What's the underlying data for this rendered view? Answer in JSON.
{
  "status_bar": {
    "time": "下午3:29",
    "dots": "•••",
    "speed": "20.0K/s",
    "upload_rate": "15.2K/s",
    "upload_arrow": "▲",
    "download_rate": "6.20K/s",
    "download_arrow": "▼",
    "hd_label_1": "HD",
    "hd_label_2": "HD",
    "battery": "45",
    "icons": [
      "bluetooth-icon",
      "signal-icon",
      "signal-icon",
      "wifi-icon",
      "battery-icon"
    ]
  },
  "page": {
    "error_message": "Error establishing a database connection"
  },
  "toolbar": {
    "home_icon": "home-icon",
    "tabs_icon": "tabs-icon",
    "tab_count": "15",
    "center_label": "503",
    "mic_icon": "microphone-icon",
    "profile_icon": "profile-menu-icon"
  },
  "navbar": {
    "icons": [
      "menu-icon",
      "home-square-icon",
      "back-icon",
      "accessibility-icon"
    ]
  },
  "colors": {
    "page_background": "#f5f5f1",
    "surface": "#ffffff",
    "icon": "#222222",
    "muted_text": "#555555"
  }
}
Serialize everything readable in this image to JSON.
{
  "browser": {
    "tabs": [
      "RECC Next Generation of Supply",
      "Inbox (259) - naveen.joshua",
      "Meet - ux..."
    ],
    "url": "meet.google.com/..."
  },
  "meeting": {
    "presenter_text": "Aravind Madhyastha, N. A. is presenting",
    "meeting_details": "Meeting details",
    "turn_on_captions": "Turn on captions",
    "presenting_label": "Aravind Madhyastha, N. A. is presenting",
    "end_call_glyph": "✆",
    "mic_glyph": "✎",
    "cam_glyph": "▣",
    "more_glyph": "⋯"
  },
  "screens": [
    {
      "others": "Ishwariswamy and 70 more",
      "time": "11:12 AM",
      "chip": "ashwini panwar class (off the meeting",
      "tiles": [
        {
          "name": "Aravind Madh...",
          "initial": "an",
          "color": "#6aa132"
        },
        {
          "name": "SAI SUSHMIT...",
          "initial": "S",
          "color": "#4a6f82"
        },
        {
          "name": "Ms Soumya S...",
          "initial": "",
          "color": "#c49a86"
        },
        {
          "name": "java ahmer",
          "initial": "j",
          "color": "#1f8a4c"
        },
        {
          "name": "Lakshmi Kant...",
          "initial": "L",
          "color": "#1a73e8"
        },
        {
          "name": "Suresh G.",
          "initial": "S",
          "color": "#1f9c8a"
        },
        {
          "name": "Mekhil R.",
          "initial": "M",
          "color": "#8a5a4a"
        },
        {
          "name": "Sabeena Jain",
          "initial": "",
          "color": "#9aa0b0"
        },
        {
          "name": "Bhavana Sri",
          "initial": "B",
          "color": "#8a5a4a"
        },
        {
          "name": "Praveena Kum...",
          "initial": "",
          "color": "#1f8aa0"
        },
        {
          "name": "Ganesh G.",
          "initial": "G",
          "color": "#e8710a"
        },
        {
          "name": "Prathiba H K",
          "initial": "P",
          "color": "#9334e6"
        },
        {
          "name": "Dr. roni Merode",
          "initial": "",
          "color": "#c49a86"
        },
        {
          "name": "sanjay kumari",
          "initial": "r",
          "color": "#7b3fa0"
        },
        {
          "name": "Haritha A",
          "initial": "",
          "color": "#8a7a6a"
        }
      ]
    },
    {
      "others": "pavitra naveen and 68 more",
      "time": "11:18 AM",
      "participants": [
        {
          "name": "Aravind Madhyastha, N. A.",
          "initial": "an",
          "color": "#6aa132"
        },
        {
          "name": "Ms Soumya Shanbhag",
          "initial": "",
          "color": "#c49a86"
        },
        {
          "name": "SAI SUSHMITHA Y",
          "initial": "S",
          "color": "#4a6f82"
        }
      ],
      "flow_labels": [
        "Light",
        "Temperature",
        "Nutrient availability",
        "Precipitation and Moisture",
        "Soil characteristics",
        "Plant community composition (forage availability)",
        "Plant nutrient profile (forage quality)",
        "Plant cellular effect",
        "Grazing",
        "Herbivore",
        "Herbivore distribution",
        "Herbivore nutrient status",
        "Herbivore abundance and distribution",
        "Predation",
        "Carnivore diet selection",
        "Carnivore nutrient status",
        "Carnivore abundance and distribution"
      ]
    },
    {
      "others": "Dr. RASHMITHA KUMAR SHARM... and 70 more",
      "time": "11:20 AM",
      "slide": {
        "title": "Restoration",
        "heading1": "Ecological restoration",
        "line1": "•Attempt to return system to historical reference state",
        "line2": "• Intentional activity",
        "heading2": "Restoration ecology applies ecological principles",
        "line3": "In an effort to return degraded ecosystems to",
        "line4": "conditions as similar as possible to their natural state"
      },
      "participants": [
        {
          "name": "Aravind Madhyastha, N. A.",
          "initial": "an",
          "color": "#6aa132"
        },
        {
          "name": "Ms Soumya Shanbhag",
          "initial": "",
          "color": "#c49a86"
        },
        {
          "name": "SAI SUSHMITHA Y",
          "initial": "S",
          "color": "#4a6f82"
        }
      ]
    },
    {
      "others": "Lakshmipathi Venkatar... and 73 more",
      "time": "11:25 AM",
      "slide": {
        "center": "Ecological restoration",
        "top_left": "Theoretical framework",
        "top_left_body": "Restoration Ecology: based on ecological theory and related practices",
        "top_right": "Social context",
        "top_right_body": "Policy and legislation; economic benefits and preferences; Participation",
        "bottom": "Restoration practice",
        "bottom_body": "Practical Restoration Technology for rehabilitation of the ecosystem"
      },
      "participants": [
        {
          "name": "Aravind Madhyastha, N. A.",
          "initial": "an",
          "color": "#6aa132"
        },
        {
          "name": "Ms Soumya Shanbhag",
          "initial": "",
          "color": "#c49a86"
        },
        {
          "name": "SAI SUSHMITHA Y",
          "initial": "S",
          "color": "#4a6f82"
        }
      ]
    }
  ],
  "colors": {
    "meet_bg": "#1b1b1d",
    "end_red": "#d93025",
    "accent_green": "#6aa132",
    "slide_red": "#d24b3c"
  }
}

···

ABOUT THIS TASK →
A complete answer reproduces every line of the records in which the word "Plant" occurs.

RESULT →
        "Plant community composition (forage availability)",
        "Plant nutrient profile (forage quality)",
        "Plant cellular effect",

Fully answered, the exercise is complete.